So just like pushing weights and climbing the Stairmaster requires focused effort, managing diet and nutrition also takes focused effort, and anyone, young or otherwise, who wants it to all work must push through some discomfort. Sorry, no shortcuts available here. For a great looking, healthy body, diet and nutrition are equally important with working out and have to be taken just as seriously.
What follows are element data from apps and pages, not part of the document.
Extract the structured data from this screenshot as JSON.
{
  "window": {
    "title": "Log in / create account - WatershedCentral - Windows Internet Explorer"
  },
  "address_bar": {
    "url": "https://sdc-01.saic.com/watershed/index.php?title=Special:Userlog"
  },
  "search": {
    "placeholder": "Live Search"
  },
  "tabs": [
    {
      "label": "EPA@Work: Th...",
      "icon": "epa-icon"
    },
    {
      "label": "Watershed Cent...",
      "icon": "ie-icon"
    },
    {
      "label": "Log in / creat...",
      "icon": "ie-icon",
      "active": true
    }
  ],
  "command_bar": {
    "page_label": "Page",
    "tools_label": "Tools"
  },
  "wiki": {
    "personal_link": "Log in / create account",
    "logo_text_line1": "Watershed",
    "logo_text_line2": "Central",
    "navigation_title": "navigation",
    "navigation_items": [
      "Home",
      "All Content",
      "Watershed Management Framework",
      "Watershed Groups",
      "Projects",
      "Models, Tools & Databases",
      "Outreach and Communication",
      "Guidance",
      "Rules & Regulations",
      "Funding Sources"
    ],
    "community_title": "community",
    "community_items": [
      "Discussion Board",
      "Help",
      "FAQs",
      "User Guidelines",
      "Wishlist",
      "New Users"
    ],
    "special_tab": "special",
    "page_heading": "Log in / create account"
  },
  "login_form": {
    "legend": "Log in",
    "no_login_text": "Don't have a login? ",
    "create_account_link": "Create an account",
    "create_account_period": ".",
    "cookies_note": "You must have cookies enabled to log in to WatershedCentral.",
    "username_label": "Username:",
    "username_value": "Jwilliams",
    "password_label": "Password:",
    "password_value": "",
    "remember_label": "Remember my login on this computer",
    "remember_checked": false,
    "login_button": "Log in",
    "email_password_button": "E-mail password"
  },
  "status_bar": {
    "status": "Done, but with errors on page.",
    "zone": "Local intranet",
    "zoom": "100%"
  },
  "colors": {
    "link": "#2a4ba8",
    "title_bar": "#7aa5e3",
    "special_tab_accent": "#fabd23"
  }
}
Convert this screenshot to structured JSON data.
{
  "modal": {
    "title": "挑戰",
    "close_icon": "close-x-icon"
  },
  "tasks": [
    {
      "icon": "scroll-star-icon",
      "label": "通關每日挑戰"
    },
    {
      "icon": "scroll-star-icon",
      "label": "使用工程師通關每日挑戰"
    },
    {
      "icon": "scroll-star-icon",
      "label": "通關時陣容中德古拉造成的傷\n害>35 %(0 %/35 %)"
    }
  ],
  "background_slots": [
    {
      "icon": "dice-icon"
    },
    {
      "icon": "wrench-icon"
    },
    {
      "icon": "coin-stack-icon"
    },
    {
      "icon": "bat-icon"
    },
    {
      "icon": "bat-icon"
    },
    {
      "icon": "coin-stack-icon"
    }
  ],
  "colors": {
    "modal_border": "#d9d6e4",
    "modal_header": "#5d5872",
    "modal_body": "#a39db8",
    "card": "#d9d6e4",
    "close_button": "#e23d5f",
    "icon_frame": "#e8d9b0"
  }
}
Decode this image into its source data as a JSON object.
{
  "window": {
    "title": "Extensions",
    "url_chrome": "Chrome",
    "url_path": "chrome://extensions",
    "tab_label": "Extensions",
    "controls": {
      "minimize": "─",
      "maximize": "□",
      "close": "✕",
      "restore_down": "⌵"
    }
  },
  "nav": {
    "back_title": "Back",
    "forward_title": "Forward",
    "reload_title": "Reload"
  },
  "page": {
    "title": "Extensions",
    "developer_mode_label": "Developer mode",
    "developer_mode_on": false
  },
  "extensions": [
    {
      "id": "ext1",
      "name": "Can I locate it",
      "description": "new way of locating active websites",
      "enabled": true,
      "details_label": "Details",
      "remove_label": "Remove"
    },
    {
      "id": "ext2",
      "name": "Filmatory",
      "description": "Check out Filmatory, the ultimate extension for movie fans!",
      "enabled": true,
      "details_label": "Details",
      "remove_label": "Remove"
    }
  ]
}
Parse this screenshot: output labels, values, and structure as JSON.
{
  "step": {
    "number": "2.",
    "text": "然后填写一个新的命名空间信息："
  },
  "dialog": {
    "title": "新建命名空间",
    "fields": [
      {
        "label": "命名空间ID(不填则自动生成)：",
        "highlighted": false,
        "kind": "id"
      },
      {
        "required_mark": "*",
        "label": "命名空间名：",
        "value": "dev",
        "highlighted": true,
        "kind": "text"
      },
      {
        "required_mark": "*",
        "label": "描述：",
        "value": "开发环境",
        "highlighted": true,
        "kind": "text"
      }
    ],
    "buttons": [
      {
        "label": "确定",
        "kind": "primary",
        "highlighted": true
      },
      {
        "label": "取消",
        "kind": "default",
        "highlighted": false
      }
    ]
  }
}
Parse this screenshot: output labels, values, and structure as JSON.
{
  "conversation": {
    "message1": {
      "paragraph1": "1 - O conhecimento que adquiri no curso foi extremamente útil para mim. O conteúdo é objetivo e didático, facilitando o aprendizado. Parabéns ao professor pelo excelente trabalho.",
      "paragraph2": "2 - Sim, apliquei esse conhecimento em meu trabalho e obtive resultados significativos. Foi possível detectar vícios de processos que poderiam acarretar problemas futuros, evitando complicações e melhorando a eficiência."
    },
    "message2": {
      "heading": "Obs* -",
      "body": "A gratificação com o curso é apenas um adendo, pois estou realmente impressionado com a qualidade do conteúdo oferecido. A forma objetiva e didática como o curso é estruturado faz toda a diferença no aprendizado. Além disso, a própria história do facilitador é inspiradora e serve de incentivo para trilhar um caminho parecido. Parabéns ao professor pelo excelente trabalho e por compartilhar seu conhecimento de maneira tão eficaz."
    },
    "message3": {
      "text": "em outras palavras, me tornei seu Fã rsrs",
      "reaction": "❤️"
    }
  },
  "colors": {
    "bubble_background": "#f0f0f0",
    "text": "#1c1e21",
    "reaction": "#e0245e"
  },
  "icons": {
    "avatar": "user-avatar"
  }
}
Too many times young people start out with resolve to “get in shape” and hit the gym only to be disappointed that their body composition isn’t changing, and they become disheartened, lose motivation and they quit – and it’s because they neglected or forgot the diet end of the equation!
Know the Glycemic Index
While the entire subject of diet and nutrition takes ongoing study and practice to internalize, grasping one key element is critical: a simple concept known as the Glycemic Index, or GI. We should teach young people to walk around muttering “low GI diet, low GI diet”, and although that may seem weird, they will have taken a giant step toward truly healthy eating.
The GI, in its simplest form, describes how quickly our bodies turn a specific carbohydrate into glucose, or energy. So for example a low-GI carb breaks down slowly (broccoli, green beans, etc…) and is kind of a glucose energy drip into our blood that our bodies can use up over time. Conversely, a high-GI carb (table sugar, cake, cookies, high-fructose corn syrup, etc…) almost immediately converts to glucose and floods your system with energy. So here’s the problem: your body can only do one of two things with excess glucose – 1) burn it up as energy, or 2) store it as fat. And when you get that much glucose, unless you’re running up a mountainside, it will be converted to stored energy – BODY FAT! Get a copy of the Glycemic Index, tape it to your refrigerator or to your forehead if you have to. Know it forward and backward, make it your life, it will make more difference in your diet than anything else you can do. For more about the Glycemic Index and an index chart click here.
Youth and Clean Eating
In bodybuilding and generally in health circles you will hear the term “clean eating”. No, this isn’t referring to sanitation. It’s a very simple concept where you eliminate the crap from your diet, and you need to adopt it – right now! Clean Eating is simply eating foods in their most natural forms.
You may have heard about shopping your grocery store’s “perimeter”, and a good rule of thumb is that at least 80% of your food should come from the perimeter and no more than 20% from the interior. That’s because natural foods in their most whole state tend to be merchandised around the supermarket’s perimeter, and the processed, ingredient-laden foods tend to be stocked in the supermarket’s interior.
So clean eating is primarily three categories:
1) Carbohydrates and fiber primarily from fresh fruits and from vegetables (the low GI stuff)
2) Healthy fats primarily from walnuts and from fish oils
3) Protein from lean meats, primarily from fish and from poultry
If you’ve never experienced clean eating, I guarantee you’re missing out on one of the best and easiest ways to improve your health and to start feeling better almost immediately. Lots of good resources exist on the web, or you can subscribe to resources like Clean Eating Magazine. Don’t make excuses, just go do it.